|International Classification||B62D33/04, B60P7/08, B62D33/02, B65D88/12, B65D90/00, B65D88/52|
|Cooperative Classification||B65D2590/005, B62D33/0207, B60P7/0815, B62D33/042, B65D90/006, B65D88/129, B65D88/522|
|European Classification||B65D90/00E6, B65D88/52A, B60P7/08A3, B62D33/02D, B65D88/12F, B62D33/04B|
|Sep 8, 1998||FPAY||Fee payment|
Year of fee payment: 4
|Aug 29, 2002||FPAY||Fee payment|
Year of fee payment: 8
|Oct 12, 2004||AS||Assignment|

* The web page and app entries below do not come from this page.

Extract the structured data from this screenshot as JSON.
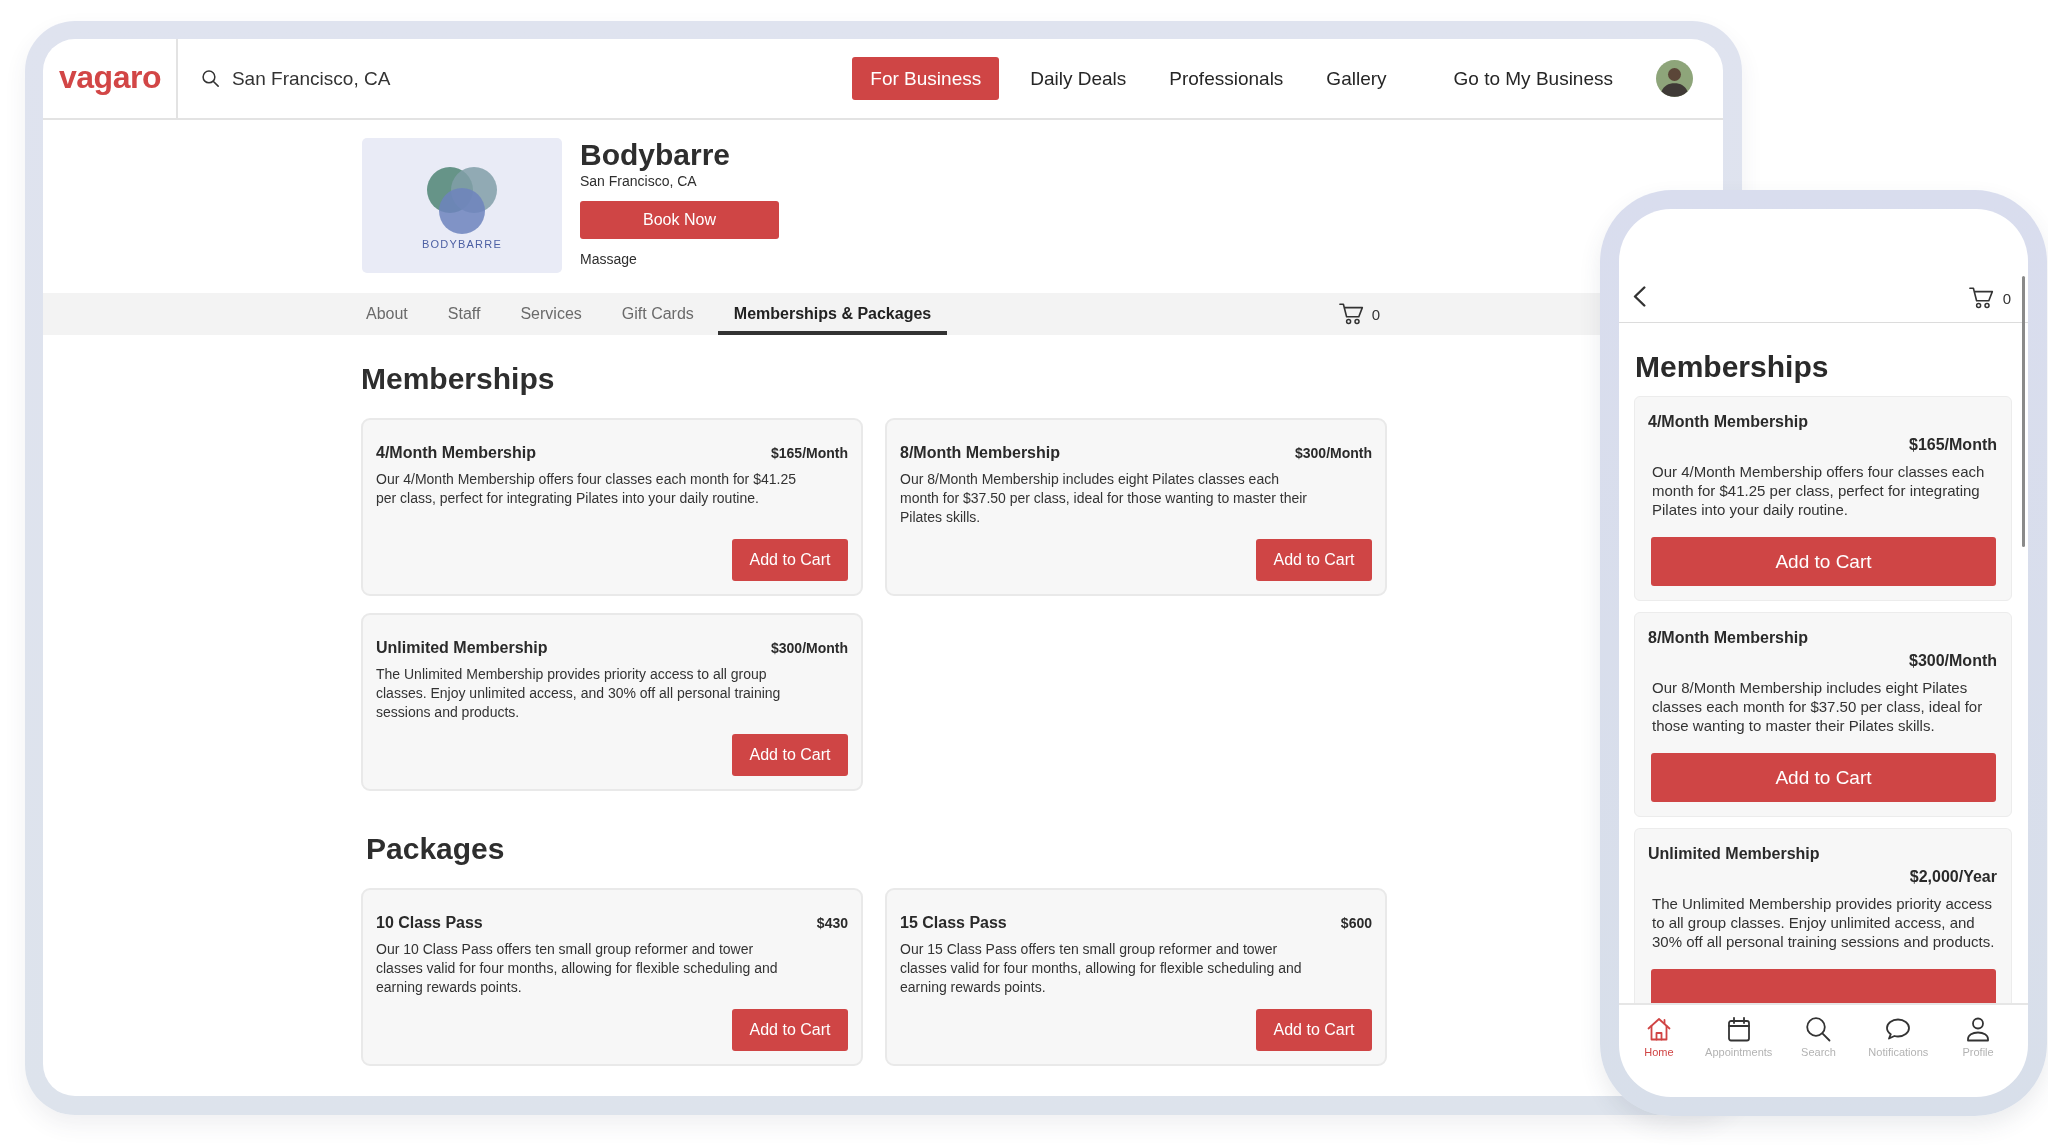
{
  "desktop": {
    "header": {
      "logo": "vagaro",
      "search": {
        "value": "San Francisco, CA"
      },
      "nav": [
        {
          "label": "For Business",
          "kind": "primary"
        },
        {
          "label": "Daily Deals",
          "kind": "link"
        },
        {
          "label": "Professionals",
          "kind": "link"
        },
        {
          "label": "Gallery",
          "kind": "link"
        },
        {
          "label": "Go to My Business",
          "kind": "link"
        }
      ]
    },
    "business": {
      "logo_text": "BODYBARRE",
      "name": "Bodybarre",
      "location": "San Francisco, CA",
      "book_button": "Book Now",
      "category": "Massage"
    },
    "tabs": [
      {
        "label": "About",
        "selected": false
      },
      {
        "label": "Staff",
        "selected": false
      },
      {
        "label": "Services",
        "selected": false
      },
      {
        "label": "Gift Cards",
        "selected": false
      },
      {
        "label": "Memberships & Packages",
        "selected": true
      }
    ],
    "cart_count": "0",
    "sections": [
      {
        "title": "Memberships",
        "items": [
          {
            "name": "4/Month Membership",
            "price": "$165/Month",
            "description": "Our 4/Month Membership offers four classes each month for $41.25 per class, perfect for integrating Pilates into your daily routine.",
            "button": "Add to Cart"
          },
          {
            "name": "8/Month Membership",
            "price": "$300/Month",
            "description": "Our 8/Month Membership includes eight Pilates classes each month for $37.50 per class, ideal for those wanting to master their Pilates skills.",
            "button": "Add to Cart"
          },
          {
            "name": "Unlimited Membership",
            "price": "$300/Month",
            "description": "The Unlimited Membership provides priority access to all group classes. Enjoy unlimited access, and 30% off all personal training sessions and products.",
            "button": "Add to Cart"
          }
        ]
      },
      {
        "title": "Packages",
        "items": [
          {
            "name": "10 Class Pass",
            "price": "$430",
            "description": "Our 10 Class Pass offers ten small group reformer and tower classes valid for four months, allowing for flexible scheduling and earning rewards points.",
            "button": "Add to Cart"
          },
          {
            "name": "15 Class Pass",
            "price": "$600",
            "description": "Our 15 Class Pass offers ten small group reformer and tower classes valid for four months, allowing for flexible scheduling and earning rewards points.",
            "button": "Add to Cart"
          }
        ]
      }
    ]
  },
  "mobile": {
    "cart_count": "0",
    "title": "Memberships",
    "items": [
      {
        "name": "4/Month Membership",
        "price": "$165/Month",
        "description": "Our 4/Month Membership offers four classes each month for $41.25 per class, perfect for integrating Pilates into your daily routine.",
        "button": "Add to Cart"
      },
      {
        "name": "8/Month Membership",
        "price": "$300/Month",
        "description": "Our 8/Month Membership includes eight Pilates classes each month for $37.50 per class, ideal for those wanting to master their Pilates skills.",
        "button": "Add to Cart"
      },
      {
        "name": "Unlimited Membership",
        "price": "$2,000/Year",
        "description": "The Unlimited Membership provides priority access to all group classes. Enjoy unlimited access, and 30% off all personal training sessions and products."
      }
    ],
    "bottom_nav": [
      {
        "label": "Home",
        "selected": true
      },
      {
        "label": "Appointments",
        "selected": false
      },
      {
        "label": "Search",
        "selected": false
      },
      {
        "label": "Notifications",
        "selected": false
      },
      {
        "label": "Profile",
        "selected": false
      }
    ]
  }
}
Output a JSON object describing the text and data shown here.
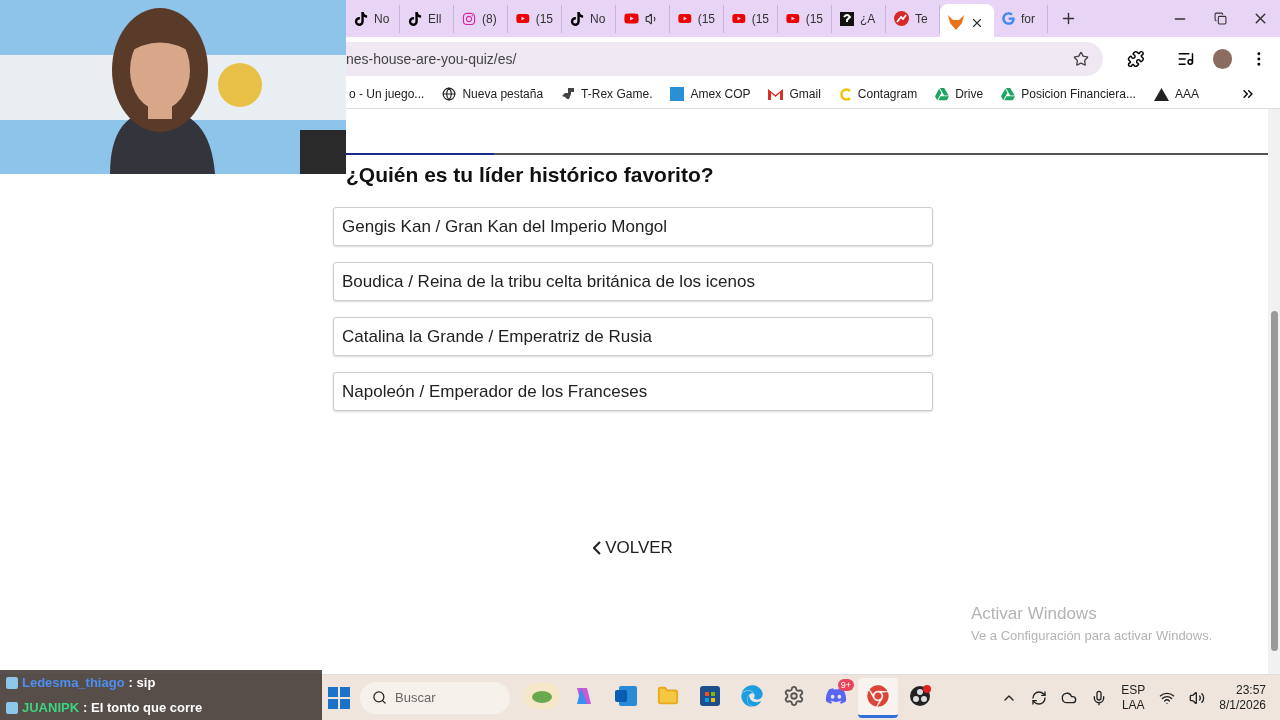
{
  "tabs": [
    {
      "label": "No",
      "kind": "tiktok",
      "audio": false,
      "selected": false
    },
    {
      "label": "Ell",
      "kind": "tiktok",
      "audio": false,
      "selected": false
    },
    {
      "label": "(8)",
      "kind": "instagram",
      "audio": false,
      "selected": false
    },
    {
      "label": "(15",
      "kind": "youtube",
      "audio": false,
      "selected": false
    },
    {
      "label": "No",
      "kind": "tiktok",
      "audio": false,
      "selected": false
    },
    {
      "kind": "youtube",
      "audio": true,
      "selected": false
    },
    {
      "label": "(15",
      "kind": "youtube",
      "audio": false,
      "selected": false
    },
    {
      "label": "(15",
      "kind": "youtube",
      "audio": false,
      "selected": false
    },
    {
      "label": "(15",
      "kind": "youtube",
      "audio": false,
      "selected": false
    },
    {
      "label": "¿A",
      "kind": "question",
      "audio": false,
      "selected": false
    },
    {
      "label": "Te",
      "kind": "chart",
      "audio": false,
      "selected": false
    },
    {
      "kind": "fox",
      "audio": false,
      "selected": true
    },
    {
      "label": "for",
      "kind": "google",
      "audio": false,
      "selected": false
    }
  ],
  "address": {
    "url": "nes-house-are-you-quiz/es/"
  },
  "bookmarks": [
    {
      "label": "o - Un juego...",
      "kind": "plain"
    },
    {
      "label": "Nueva pestaña",
      "kind": "globe"
    },
    {
      "label": "T-Rex Game.",
      "kind": "dino"
    },
    {
      "label": "Amex COP",
      "kind": "square"
    },
    {
      "label": "Gmail",
      "kind": "gmail"
    },
    {
      "label": "Contagram",
      "kind": "c"
    },
    {
      "label": "Drive",
      "kind": "drive"
    },
    {
      "label": "Posicion Financiera...",
      "kind": "drive"
    },
    {
      "label": "AAA",
      "kind": "triangle"
    }
  ],
  "quiz": {
    "progress": {
      "level": 0.16
    },
    "question": "¿Quién es tu líder histórico favorito?",
    "options": [
      "Gengis Kan / Gran Kan del Imperio Mongol",
      "Boudica / Reina de la tribu celta británica de los icenos",
      "Catalina la Grande / Emperatriz de Rusia",
      "Napoleón / Emperador de los Franceses"
    ],
    "back": "VOLVER"
  },
  "activation": {
    "title": "Activar Windows",
    "text": "Ve a Configuración para activar Windows."
  },
  "chat": [
    {
      "user": "Ledesma_thiago",
      "message": ": sip",
      "color": "#4d8ff0"
    },
    {
      "user": "JUANIPK",
      "message": ": El tonto que corre",
      "color": "#3fd27f"
    }
  ],
  "taskbar": {
    "search_placeholder": "Buscar",
    "apps": [
      {
        "kind": "widget",
        "selected": false
      },
      {
        "kind": "copilot",
        "selected": false
      },
      {
        "kind": "outlook",
        "selected": false
      },
      {
        "kind": "folder",
        "selected": false
      },
      {
        "kind": "store",
        "selected": false
      },
      {
        "kind": "edge",
        "selected": false
      },
      {
        "kind": "settings",
        "selected": false
      },
      {
        "kind": "discord",
        "badge": "9+",
        "selected": false
      },
      {
        "kind": "chrome",
        "selected": true
      },
      {
        "kind": "obs",
        "selected": false
      }
    ],
    "tray": {
      "language": "ESP",
      "layout": "LAA",
      "time": "23:57",
      "date": "8/1/2026"
    }
  }
}
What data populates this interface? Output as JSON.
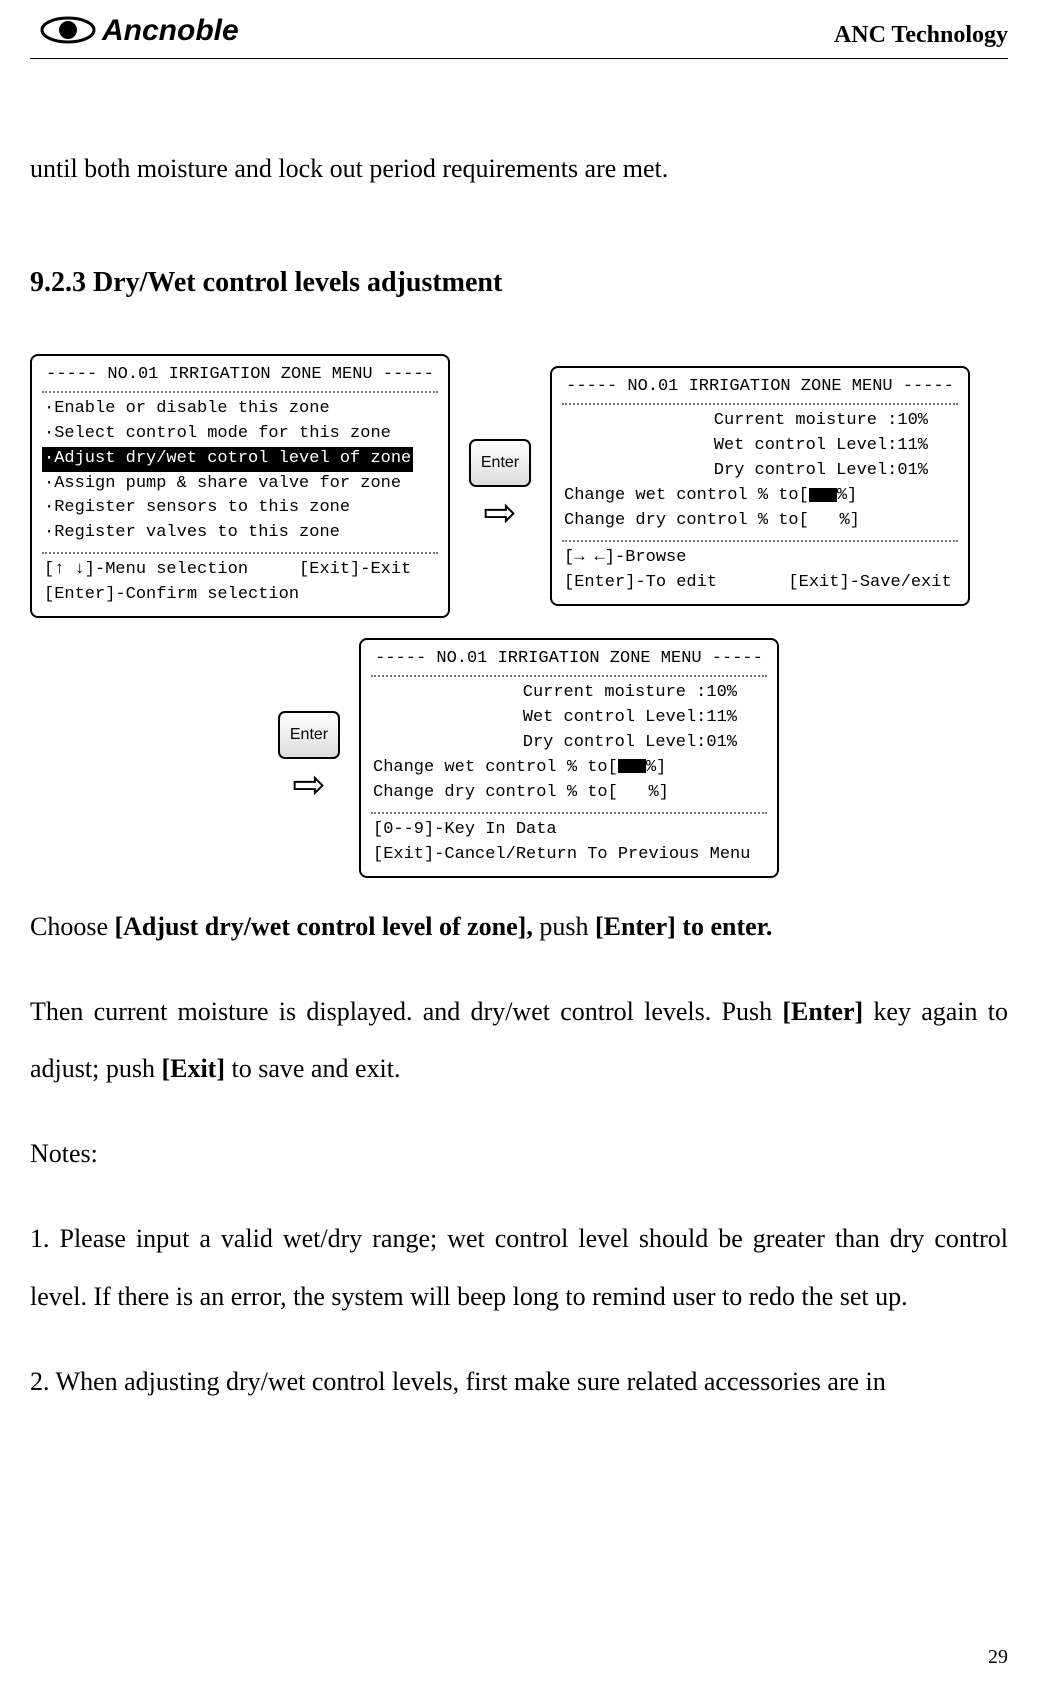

|Aug 28, 2006||FPAY||Fee payment|
Year of fee payment: 12